Your Birth Month May Determine Your Allergies

What sounds at first like some kind of crazy “allergy astrology” or “health horoscope” is actually some cutting-edge research just out of the University of Southampton: There's a link between the season in which you are born and allergy risk later in life.

The Southampton study, published in the journal Allergy, conducted epigenetic scanning on DNA samples from a group of people born on the Isle of Wight. They found that particular epigenetic marks were associated with season of birth and still present 18 years later. The research team was also able to link these birth season epigenetic marks to allergic disease, for example people born in autumn had an increased risk of eczema compared to those born in spring. The results were validated in a cohort of Dutch children.

Epigenetics is the study of how cellular and phenotypic trait variations can caused by factors other than genetics, factors external to the DNA sequence.

John Holloway, Professor of Allergy and Respiratory Genetics at the University and one of the study’s authors, comments: “These are really interesting results. We know that season of birth has an effect on people throughout their lives. For example generally, people born in autumn and winter are at increased risk for allergic diseases such as asthma. However, until now, we did not know how the effects can be so long lasting.”

After measuring whole blood epigenome-wide DNA in 367 participants, the Southampton team found that DNA methylation was associated with birth season, and it was still present 18 years later.
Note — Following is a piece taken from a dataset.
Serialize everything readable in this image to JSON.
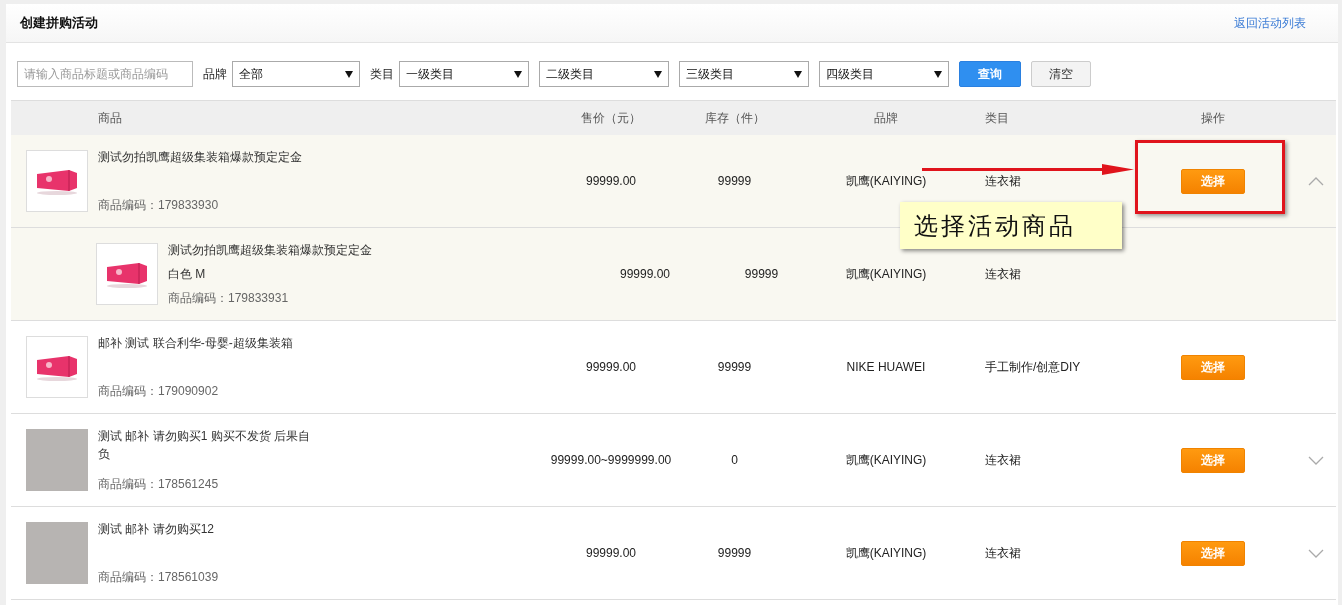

In addition, the researchers were able to link the birth season epigenetic marks to allergic diseases. Specifically, people born in autumn had an increased eczema risk, compared with those born in spring.

Previous studies have suggested that summer babies grow up to be healthier adults, pointing to maternal vitamin D exposure during pregnancy and its effect on offspring.

The team say that further research is needed to understand what it is about the different seasons of the year that leads to altered disease risk, and whether specific differences in the seasons including temperature, sunlight levels and diets play a part. More study is also needed on the relationship between DNA methylation and allergic disease, and whether other environmental exposures also alter the epigenome, with potential disease implications.